Bax graduated with top honors at the record age of 14 from the conservatory of Bari, his hometown in Italy, where his teacher was Angela Montemurro. He studied in France with Francois-Joël Thiollier and attended the Chigiana Academy in Siena under Joaquín Achúcarro. In 1994, he moved to Dallas to continue his studies with Achúcarro at Southern Methodist University’s Meadows School of the Arts, where, with Lucille Chung, he is now the Johnson-Prothro Artist-in-Residence. He also serves with Chung as co-artistic director of the Joaquín Achúcarro Foundation, created to support young pianists’ careers. A Steinway artist, Bax lives in New York City with Chung and their four-year-old daughter, Mila. Beyond the concert hall he is known for his longtime obsession with fine food. As a 2013 New York Times profile noted, he is not only notorious for hosting “epic” multicourse dinner parties but often spends his intermissions dreaming of meals to come.
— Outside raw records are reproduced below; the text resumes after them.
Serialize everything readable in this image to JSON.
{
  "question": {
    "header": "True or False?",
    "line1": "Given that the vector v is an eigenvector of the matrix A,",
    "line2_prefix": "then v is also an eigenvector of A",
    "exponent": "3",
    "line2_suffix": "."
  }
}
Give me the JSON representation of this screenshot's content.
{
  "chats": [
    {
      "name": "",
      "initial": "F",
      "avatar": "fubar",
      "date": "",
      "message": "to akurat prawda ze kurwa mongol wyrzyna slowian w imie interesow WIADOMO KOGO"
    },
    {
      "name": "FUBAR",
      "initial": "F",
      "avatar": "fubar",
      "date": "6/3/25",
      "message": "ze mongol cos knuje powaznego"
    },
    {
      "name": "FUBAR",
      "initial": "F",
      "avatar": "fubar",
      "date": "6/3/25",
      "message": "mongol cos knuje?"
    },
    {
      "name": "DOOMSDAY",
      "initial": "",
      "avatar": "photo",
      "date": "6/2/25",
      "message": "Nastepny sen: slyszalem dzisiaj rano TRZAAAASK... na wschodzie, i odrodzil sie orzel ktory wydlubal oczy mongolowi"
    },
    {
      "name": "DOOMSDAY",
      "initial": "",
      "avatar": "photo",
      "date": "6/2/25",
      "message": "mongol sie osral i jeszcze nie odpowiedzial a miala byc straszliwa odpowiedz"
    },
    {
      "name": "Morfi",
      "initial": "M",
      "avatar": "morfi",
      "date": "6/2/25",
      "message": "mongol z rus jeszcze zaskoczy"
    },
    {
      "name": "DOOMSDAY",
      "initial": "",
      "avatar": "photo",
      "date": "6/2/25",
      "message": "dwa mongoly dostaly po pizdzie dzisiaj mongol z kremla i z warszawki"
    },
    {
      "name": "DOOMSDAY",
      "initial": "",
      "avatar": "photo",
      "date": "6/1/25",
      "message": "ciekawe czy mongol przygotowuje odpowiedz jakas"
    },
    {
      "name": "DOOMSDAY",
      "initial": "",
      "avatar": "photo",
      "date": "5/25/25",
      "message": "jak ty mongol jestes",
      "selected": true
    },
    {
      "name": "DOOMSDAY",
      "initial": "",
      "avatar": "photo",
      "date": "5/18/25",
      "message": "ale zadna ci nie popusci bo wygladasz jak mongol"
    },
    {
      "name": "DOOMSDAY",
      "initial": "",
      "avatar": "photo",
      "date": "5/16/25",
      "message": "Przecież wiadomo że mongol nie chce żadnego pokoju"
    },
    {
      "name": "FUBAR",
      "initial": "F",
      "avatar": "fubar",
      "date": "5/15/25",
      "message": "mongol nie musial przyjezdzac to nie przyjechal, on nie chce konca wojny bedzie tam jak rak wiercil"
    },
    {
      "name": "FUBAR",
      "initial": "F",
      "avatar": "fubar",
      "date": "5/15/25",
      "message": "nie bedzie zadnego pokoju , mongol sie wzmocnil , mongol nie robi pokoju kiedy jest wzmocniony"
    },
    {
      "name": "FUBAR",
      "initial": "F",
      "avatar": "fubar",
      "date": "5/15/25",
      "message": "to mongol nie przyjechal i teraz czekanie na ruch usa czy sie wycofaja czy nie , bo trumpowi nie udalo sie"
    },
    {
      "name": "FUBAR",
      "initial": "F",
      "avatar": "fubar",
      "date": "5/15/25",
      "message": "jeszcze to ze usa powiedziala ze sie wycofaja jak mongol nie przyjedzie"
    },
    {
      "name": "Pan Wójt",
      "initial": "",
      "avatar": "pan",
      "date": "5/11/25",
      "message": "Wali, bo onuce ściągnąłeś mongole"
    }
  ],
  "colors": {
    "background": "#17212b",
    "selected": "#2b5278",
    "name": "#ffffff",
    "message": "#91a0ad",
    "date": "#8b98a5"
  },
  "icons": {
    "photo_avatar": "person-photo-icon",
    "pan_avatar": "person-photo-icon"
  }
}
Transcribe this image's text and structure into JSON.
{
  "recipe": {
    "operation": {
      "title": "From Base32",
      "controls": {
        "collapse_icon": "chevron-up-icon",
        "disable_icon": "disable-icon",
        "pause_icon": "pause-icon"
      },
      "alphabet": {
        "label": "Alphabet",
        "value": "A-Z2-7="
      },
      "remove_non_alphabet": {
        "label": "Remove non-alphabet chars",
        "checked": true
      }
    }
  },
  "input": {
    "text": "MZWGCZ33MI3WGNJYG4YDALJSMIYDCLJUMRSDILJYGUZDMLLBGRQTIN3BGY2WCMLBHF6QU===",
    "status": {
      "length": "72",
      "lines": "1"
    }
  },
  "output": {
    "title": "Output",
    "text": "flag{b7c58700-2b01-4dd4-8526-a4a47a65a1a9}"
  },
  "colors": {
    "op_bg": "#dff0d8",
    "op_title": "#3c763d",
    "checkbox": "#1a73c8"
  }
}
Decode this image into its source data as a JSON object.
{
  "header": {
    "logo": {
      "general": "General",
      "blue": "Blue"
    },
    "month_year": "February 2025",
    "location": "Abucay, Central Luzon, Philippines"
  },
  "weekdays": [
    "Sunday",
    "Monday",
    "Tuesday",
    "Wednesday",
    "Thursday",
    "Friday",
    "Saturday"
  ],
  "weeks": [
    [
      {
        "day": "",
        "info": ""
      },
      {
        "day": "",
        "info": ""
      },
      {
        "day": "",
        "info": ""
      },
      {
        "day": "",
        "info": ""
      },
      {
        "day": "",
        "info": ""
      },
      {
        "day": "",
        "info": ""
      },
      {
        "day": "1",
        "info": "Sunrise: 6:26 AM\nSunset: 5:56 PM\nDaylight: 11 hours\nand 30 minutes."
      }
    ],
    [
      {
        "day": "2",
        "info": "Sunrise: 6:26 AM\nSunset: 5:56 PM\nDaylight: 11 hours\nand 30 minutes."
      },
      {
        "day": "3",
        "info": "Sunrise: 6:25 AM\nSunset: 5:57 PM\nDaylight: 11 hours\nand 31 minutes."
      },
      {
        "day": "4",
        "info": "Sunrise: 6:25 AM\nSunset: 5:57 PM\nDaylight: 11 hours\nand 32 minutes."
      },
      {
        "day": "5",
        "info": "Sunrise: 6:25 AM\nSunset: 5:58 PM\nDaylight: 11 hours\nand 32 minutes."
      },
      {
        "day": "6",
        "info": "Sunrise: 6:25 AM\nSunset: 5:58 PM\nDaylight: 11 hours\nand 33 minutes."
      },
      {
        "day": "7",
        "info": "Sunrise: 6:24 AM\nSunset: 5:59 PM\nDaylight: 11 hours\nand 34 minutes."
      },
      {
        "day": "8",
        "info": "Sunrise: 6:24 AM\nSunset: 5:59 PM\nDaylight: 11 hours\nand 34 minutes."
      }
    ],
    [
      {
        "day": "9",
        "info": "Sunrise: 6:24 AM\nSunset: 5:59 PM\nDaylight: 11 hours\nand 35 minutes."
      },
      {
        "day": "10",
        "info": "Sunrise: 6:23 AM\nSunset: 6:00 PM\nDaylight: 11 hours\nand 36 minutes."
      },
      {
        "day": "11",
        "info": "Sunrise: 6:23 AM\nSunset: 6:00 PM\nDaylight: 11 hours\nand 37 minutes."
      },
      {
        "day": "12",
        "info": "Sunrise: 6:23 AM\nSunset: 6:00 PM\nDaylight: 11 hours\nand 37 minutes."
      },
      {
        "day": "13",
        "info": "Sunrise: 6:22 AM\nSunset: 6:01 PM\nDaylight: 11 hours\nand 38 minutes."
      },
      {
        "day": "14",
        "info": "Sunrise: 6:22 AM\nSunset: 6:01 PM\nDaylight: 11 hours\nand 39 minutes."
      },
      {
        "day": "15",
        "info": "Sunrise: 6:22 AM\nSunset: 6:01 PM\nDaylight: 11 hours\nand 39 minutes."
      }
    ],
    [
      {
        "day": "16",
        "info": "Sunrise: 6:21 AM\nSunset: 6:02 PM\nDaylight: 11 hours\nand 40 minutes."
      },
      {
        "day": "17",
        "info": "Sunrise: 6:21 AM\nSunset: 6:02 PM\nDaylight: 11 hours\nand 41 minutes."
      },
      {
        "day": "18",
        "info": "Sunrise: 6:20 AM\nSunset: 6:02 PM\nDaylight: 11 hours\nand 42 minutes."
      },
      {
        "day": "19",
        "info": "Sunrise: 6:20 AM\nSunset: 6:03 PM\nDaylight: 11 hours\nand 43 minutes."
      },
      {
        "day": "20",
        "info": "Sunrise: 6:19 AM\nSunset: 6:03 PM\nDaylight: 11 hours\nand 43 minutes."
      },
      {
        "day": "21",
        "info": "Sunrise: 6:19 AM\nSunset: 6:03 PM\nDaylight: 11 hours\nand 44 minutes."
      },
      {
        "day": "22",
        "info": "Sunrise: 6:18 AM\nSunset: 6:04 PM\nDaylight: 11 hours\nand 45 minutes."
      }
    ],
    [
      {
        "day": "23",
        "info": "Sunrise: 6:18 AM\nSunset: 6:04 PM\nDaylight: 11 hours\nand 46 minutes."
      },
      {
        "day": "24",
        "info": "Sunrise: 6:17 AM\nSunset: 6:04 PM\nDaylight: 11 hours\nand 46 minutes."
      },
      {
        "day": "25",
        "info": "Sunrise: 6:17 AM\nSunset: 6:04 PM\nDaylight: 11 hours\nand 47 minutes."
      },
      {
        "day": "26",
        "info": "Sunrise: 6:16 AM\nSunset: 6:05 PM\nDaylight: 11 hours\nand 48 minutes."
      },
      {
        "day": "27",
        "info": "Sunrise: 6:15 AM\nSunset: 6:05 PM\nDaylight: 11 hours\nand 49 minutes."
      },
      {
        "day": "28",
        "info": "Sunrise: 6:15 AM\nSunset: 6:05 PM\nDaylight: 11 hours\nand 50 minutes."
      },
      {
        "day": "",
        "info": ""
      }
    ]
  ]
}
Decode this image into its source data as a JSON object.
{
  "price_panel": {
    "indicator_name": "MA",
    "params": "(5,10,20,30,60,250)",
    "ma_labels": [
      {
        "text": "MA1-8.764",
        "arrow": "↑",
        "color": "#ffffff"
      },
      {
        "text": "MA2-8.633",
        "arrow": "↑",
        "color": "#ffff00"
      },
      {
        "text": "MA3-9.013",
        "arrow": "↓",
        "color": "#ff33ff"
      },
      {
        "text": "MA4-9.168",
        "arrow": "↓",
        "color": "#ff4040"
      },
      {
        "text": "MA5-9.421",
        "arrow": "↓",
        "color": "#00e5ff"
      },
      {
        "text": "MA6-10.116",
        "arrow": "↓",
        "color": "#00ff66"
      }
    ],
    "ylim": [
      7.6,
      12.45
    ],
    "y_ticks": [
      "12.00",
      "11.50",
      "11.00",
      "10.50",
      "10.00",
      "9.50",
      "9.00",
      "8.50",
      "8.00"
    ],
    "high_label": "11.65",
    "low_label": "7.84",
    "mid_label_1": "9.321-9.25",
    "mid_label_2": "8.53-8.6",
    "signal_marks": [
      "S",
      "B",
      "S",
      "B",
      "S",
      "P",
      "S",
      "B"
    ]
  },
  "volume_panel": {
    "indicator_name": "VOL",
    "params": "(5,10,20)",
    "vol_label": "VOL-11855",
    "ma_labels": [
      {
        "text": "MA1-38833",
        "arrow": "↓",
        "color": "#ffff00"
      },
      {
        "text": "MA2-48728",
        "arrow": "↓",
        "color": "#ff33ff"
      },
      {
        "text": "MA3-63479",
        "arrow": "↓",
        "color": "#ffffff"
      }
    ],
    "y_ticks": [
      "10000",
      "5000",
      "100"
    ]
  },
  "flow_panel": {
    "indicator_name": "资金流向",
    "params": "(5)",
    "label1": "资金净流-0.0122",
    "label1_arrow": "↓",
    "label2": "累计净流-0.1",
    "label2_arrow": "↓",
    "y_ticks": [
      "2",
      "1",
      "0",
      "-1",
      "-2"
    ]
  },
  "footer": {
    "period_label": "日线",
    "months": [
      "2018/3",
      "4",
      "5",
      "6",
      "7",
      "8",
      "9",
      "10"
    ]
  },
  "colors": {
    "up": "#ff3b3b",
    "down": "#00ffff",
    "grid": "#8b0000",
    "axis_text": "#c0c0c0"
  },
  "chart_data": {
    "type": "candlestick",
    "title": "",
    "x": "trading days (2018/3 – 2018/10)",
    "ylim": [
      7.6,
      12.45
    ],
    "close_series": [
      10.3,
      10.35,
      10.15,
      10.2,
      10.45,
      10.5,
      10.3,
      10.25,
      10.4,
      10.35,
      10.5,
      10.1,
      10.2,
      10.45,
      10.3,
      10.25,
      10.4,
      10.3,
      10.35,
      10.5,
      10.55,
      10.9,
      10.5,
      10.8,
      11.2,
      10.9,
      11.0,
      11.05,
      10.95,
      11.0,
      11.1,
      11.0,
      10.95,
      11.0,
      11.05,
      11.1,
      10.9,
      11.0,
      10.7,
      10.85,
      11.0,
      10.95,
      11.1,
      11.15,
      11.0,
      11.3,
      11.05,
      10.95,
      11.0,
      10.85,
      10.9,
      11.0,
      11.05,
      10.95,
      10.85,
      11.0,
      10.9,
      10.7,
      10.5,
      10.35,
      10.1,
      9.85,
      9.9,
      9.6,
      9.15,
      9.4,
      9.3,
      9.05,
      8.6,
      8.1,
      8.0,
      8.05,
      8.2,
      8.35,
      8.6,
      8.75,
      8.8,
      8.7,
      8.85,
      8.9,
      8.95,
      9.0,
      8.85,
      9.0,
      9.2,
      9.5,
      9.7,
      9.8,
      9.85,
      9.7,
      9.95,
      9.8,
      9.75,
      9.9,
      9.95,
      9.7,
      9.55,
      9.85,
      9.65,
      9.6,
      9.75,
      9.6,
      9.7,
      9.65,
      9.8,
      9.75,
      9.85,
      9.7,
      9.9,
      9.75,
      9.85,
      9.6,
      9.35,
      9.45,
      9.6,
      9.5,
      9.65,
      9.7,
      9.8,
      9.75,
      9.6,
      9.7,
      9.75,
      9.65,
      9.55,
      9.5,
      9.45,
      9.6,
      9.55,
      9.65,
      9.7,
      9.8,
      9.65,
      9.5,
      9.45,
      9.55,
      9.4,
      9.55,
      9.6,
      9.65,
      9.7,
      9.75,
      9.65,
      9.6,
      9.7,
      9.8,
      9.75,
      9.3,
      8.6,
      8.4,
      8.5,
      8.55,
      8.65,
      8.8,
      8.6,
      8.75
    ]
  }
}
Graham McVicker

Graham McVicker

Graham McVicker is developing innovative computational and statistical techniques to unscramble the molecular function of human genetic variation. McVicker is specifically interested in understanding how genetic variants affect chromatin in the immune system. Chromatin is the molecular packaging that organizes DNA within the nucleus of the cell and controls which genes are turned on in specific cells. By gaining a mechanistic understanding of these variants and linking them to disease risk, he will illuminate why some individuals are more susceptible to autoimmune and infectious diseases.

Notes From Artist

As an Italian pianist, I have to be very creative when trying to come up with an Italian program. There is almost a total dearth of Romantic piano music, most likely because of the prominence of opera during that period. It’s as if Italian composers only became seriously interested in the piano in the 20th century!

However, Italy has always had great music. I open my program with a transcription by Bach of an oboe concerto by the Venetian composer Alessandro Marcello, which not only showcases this wonderful music but also reveals deep insight into Bach’s mind. I follow it with Rachmaninoff’s last solo piece, a set of amazing variations on Corelli’s La Folia. This very simple theme becomes the vehicle for an incredible exploration of the piano’s dramatic potential.

The second half opens with Dallapiccola’s Quaderno musicale di Annalibera, which adheres to the structure of dodecaphonism, yet has so much subtlety, beauty and expression, and requires the utmost concentration and sonic command of the instrument. I complete my program with two works connected to Italy by the subject matter that inspired them. St. Francois d’Assise: La prédication aux oiseaux is at once stunning and elusive, while—in only around 15 minutes—Après une Lecture de Dante: Fantasia quasi Sonata takes both listener and pianist on a multi-legged journey through heaven, hell and earth, with so much beauty and drama along the way. It’s always a thrilling ride!


Oboe Concerto in D minor, S D935 (arr. J. S. Bach, BWV 974)
Andante spiccato
Alessandro Marcello
Variations on a Theme of Corelli, Op. 42 (1931) Sergei Rachmaninoff

Quaderno Musicale di Annalibera (1952)
Contrapunctus primus
Contrapunctus secundus
Andantino amoroso e contrapunctus tertius
Luigi Dallapiccola
St. Francis of Assisi: La prédication aux oiseaux,
S.175/1 (1863)

Après une Lecture de Dante: Fantasia quasi
Sonata, S. 161 (1849)
Franz Liszt